Element data from apps and pages

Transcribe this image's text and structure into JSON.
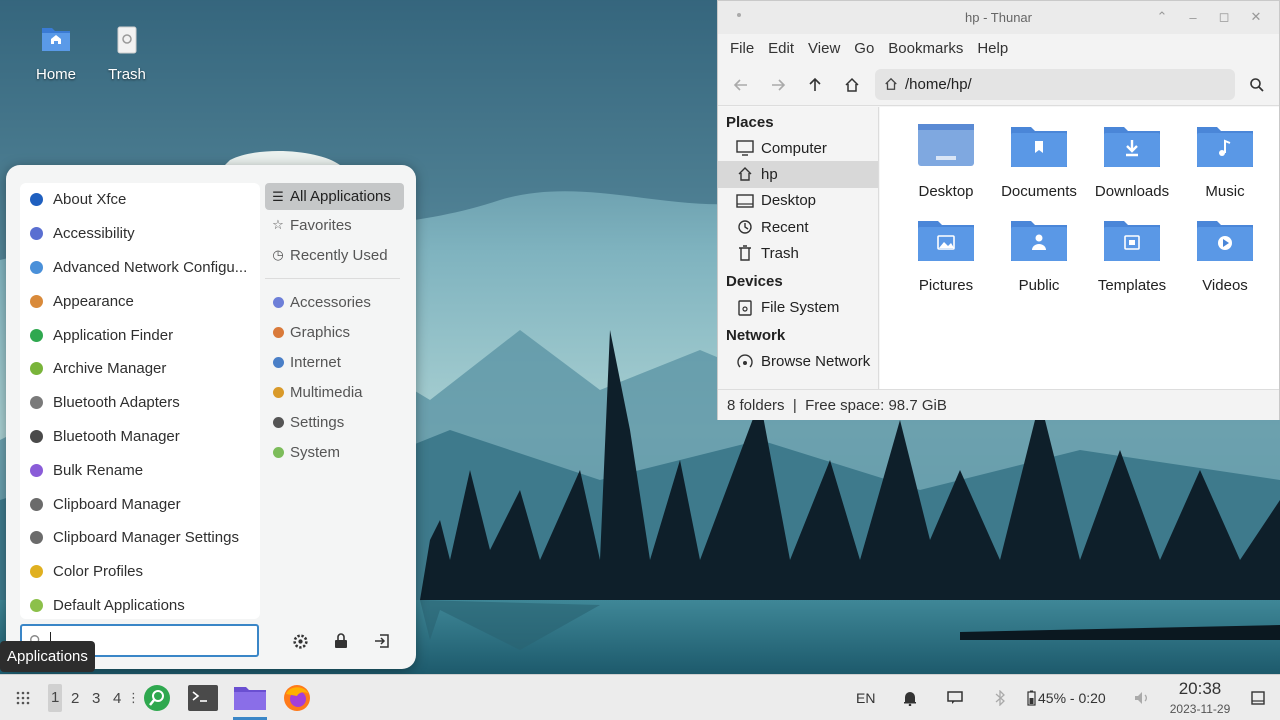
{
  "desktop": {
    "icons": [
      {
        "label": "Home"
      },
      {
        "label": "Trash"
      }
    ]
  },
  "app_menu": {
    "apps": [
      {
        "label": "About Xfce",
        "color": "#1f5fbf"
      },
      {
        "label": "Accessibility",
        "color": "#5a6fd1"
      },
      {
        "label": "Advanced Network Configu...",
        "color": "#4a90d9"
      },
      {
        "label": "Appearance",
        "color": "#d98a3a"
      },
      {
        "label": "Application Finder",
        "color": "#2fa84f"
      },
      {
        "label": "Archive Manager",
        "color": "#79b43a"
      },
      {
        "label": "Bluetooth Adapters",
        "color": "#7a7a7a"
      },
      {
        "label": "Bluetooth Manager",
        "color": "#4a4a4a"
      },
      {
        "label": "Bulk Rename",
        "color": "#8a5cd8"
      },
      {
        "label": "Clipboard Manager",
        "color": "#6b6b6b"
      },
      {
        "label": "Clipboard Manager Settings",
        "color": "#6b6b6b"
      },
      {
        "label": "Color Profiles",
        "color": "#e0b020"
      },
      {
        "label": "Default Applications",
        "color": "#8cc04a"
      }
    ],
    "categories_top": [
      {
        "label": "All Applications",
        "icon": "list-icon"
      },
      {
        "label": "Favorites",
        "icon": "star-icon"
      },
      {
        "label": "Recently Used",
        "icon": "clock-icon"
      }
    ],
    "categories": [
      {
        "label": "Accessories",
        "color": "#6d7fd8"
      },
      {
        "label": "Graphics",
        "color": "#d97a3a"
      },
      {
        "label": "Internet",
        "color": "#4a7fc7"
      },
      {
        "label": "Multimedia",
        "color": "#d99a2a"
      },
      {
        "label": "Settings",
        "color": "#555555"
      },
      {
        "label": "System",
        "color": "#7cbc5a"
      }
    ],
    "search_value": "",
    "tooltip": "Applications"
  },
  "thunar": {
    "title": "hp - Thunar",
    "menus": [
      "File",
      "Edit",
      "View",
      "Go",
      "Bookmarks",
      "Help"
    ],
    "path": "/home/hp/",
    "sidebar": {
      "places_header": "Places",
      "places": [
        {
          "label": "Computer",
          "icon": "computer-icon"
        },
        {
          "label": "hp",
          "icon": "home-icon",
          "selected": true
        },
        {
          "label": "Desktop",
          "icon": "desktop-icon"
        },
        {
          "label": "Recent",
          "icon": "recent-icon"
        },
        {
          "label": "Trash",
          "icon": "trash-icon"
        }
      ],
      "devices_header": "Devices",
      "devices": [
        {
          "label": "File System",
          "icon": "drive-icon"
        }
      ],
      "network_header": "Network",
      "network": [
        {
          "label": "Browse Network",
          "icon": "network-icon"
        }
      ]
    },
    "folders": [
      {
        "label": "Desktop",
        "emblem": "desktop"
      },
      {
        "label": "Documents",
        "emblem": "document"
      },
      {
        "label": "Downloads",
        "emblem": "download"
      },
      {
        "label": "Music",
        "emblem": "music"
      },
      {
        "label": "Pictures",
        "emblem": "picture"
      },
      {
        "label": "Public",
        "emblem": "person"
      },
      {
        "label": "Templates",
        "emblem": "template"
      },
      {
        "label": "Videos",
        "emblem": "play"
      }
    ],
    "status": "8 folders  |  Free space: 98.7 GiB",
    "folder_color": "#4a86d8"
  },
  "taskbar": {
    "workspaces": [
      "1",
      "2",
      "3",
      "4"
    ],
    "keyboard_layout": "EN",
    "battery": "45% - 0:20",
    "clock_time": "20:38",
    "clock_date": "2023-11-29"
  }
}
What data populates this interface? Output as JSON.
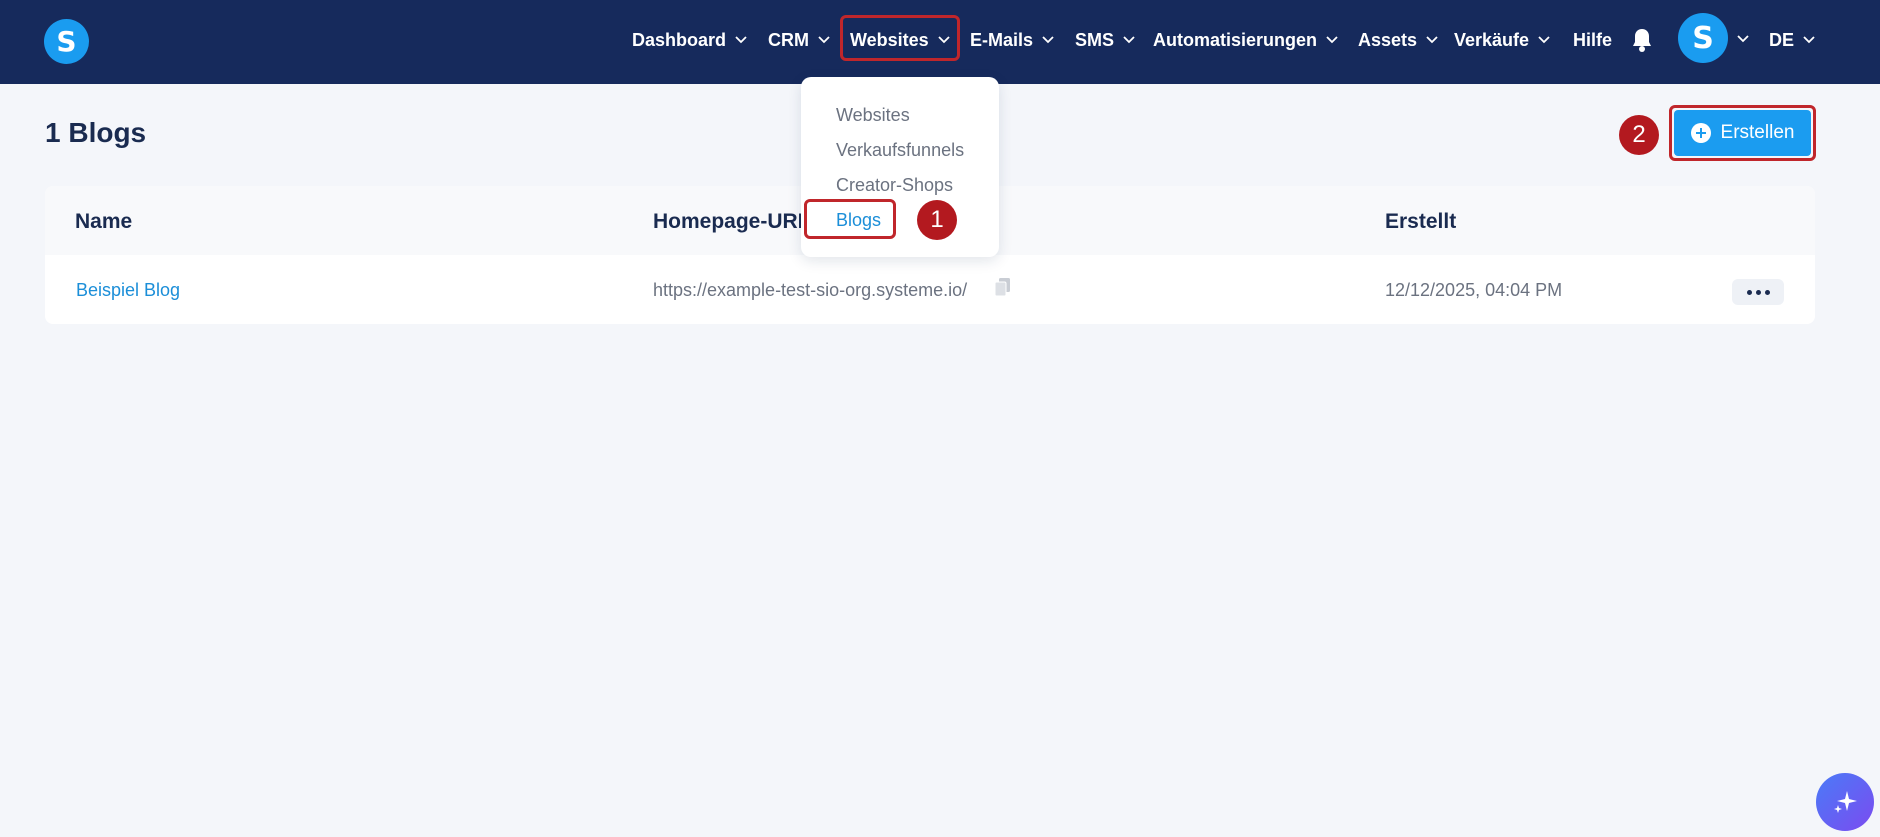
{
  "app": {
    "logo_letter": "S",
    "brand_color": "#1a9cf0",
    "nav_bg": "#162a5c"
  },
  "nav": {
    "items": [
      {
        "label": "Dashboard"
      },
      {
        "label": "CRM"
      },
      {
        "label": "Websites"
      },
      {
        "label": "E-Mails"
      },
      {
        "label": "SMS"
      },
      {
        "label": "Automatisierungen"
      },
      {
        "label": "Assets"
      },
      {
        "label": "Verkäufe"
      }
    ],
    "help_label": "Hilfe",
    "bell_icon": "bell-icon",
    "avatar_letter": "S",
    "language": "DE"
  },
  "websites_menu": {
    "items": [
      {
        "label": "Websites"
      },
      {
        "label": "Verkaufsfunnels"
      },
      {
        "label": "Creator-Shops"
      },
      {
        "label": "Blogs"
      }
    ]
  },
  "page": {
    "title": "1 Blogs",
    "create_label": "Erstellen"
  },
  "annotations": {
    "step1": "1",
    "step2": "2",
    "color": "#b3191f"
  },
  "table": {
    "headers": {
      "name": "Name",
      "homepage_url": "Homepage-URL",
      "created": "Erstellt"
    },
    "rows": [
      {
        "name": "Beispiel Blog",
        "homepage_url": "https://example-test-sio-org.systeme.io/",
        "created": "12/12/2025, 04:04 PM"
      }
    ]
  }
}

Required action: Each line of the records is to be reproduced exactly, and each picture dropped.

Solution to this task:
Transcribe this image's text and structure into JSON.
{
  "desktop": {
    "icons": [
      {
        "label": "Home"
      },
      {
        "label": "Trash"
      }
    ]
  },
  "app_menu": {
    "apps": [
      {
        "label": "About Xfce",
        "color": "#1f5fbf"
      },
      {
        "label": "Accessibility",
        "color": "#5a6fd1"
      },
      {
        "label": "Advanced Network Configu...",
        "color": "#4a90d9"
      },
      {
        "label": "Appearance",
        "color": "#d98a3a"
      },
      {
        "label": "Application Finder",
        "color": "#2fa84f"
      },
      {
        "label": "Archive Manager",
        "color": "#79b43a"
      },
      {
        "label": "Bluetooth Adapters",
        "color": "#7a7a7a"
      },
      {
        "label": "Bluetooth Manager",
        "color": "#4a4a4a"
      },
      {
        "label": "Bulk Rename",
        "color": "#8a5cd8"
      },
      {
        "label": "Clipboard Manager",
        "color": "#6b6b6b"
      },
      {
        "label": "Clipboard Manager Settings",
        "color": "#6b6b6b"
      },
      {
        "label": "Color Profiles",
        "color": "#e0b020"
      },
      {
        "label": "Default Applications",
        "color": "#8cc04a"
      }
    ],
    "categories_top": [
      {
        "label": "All Applications",
        "icon": "list-icon"
      },
      {
        "label": "Favorites",
        "icon": "star-icon"
      },
      {
        "label": "Recently Used",
        "icon": "clock-icon"
      }
    ],
    "categories": [
      {
        "label": "Accessories",
        "color": "#6d7fd8"
      },
      {
        "label": "Graphics",
        "color": "#d97a3a"
      },
      {
        "label": "Internet",
        "color": "#4a7fc7"
      },
      {
        "label": "Multimedia",
        "color": "#d99a2a"
      },
      {
        "label": "Settings",
        "color": "#555555"
      },
      {
        "label": "System",
        "color": "#7cbc5a"
      }
    ],
    "search_value": "",
    "tooltip": "Applications"
  },
  "thunar": {
    "title": "hp - Thunar",
    "menus": [
      "File",
      "Edit",
      "View",
      "Go",
      "Bookmarks",
      "Help"
    ],
    "path": "/home/hp/",
    "sidebar": {
      "places_header": "Places",
      "places": [
        {
          "label": "Computer",
          "icon": "computer-icon"
        },
        {
          "label": "hp",
          "icon": "home-icon",
          "selected": true
        },
        {
          "label": "Desktop",
          "icon": "desktop-icon"
        },
        {
          "label": "Recent",
          "icon": "recent-icon"
        },
        {
          "label": "Trash",
          "icon": "trash-icon"
        }
      ],
      "devices_header": "Devices",
      "devices": [
        {
          "label": "File System",
          "icon": "drive-icon"
        }
      ],
      "network_header": "Network",
      "network": [
        {
          "label": "Browse Network",
          "icon": "network-icon"
        }
      ]
    },
    "folders": [
      {
        "label": "Desktop",
        "emblem": "desktop"
      },
      {
        "label": "Documents",
        "emblem": "document"
      },
      {
        "label": "Downloads",
        "emblem": "download"
      },
      {
        "label": "Music",
        "emblem": "music"
      },
      {
        "label": "Pictures",
        "emblem": "picture"
      },
      {
        "label": "Public",
        "emblem": "person"
      },
      {
        "label": "Templates",
        "emblem": "template"
      },
      {
        "label": "Videos",
        "emblem": "play"
      }
    ],
    "status": "8 folders  |  Free space: 98.7 GiB",
    "folder_color": "#4a86d8"
  },
  "taskbar": {
    "workspaces": [
      "1",
      "2",
      "3",
      "4"
    ],
    "keyboard_layout": "EN",
    "battery": "45% - 0:20",
    "clock_time": "20:38",
    "clock_date": "2023-11-29"
  }
}
What data populates this interface? Output as JSON.
{
  "app": {
    "logo_letter": "S",
    "brand_color": "#1a9cf0",
    "nav_bg": "#162a5c"
  },
  "nav": {
    "items": [
      {
        "label": "Dashboard"
      },
      {
        "label": "CRM"
      },
      {
        "label": "Websites"
      },
      {
        "label": "E-Mails"
      },
      {
        "label": "SMS"
      },
      {
        "label": "Automatisierungen"
      },
      {
        "label": "Assets"
      },
      {
        "label": "Verkäufe"
      }
    ],
    "help_label": "Hilfe",
    "bell_icon": "bell-icon",
    "avatar_letter": "S",
    "language": "DE"
  },
  "websites_menu": {
    "items": [
      {
        "label": "Websites"
      },
      {
        "label": "Verkaufsfunnels"
      },
      {
        "label": "Creator-Shops"
      },
      {
        "label": "Blogs"
      }
    ]
  },
  "page": {
    "title": "1 Blogs",
    "create_label": "Erstellen"
  },
  "annotations": {
    "step1": "1",
    "step2": "2",
    "color": "#b3191f"
  },
  "table": {
    "headers": {
      "name": "Name",
      "homepage_url": "Homepage-URL",
      "created": "Erstellt"
    },
    "rows": [
      {
        "name": "Beispiel Blog",
        "homepage_url": "https://example-test-sio-org.systeme.io/",
        "created": "12/12/2025, 04:04 PM"
      }
    ]
  }
}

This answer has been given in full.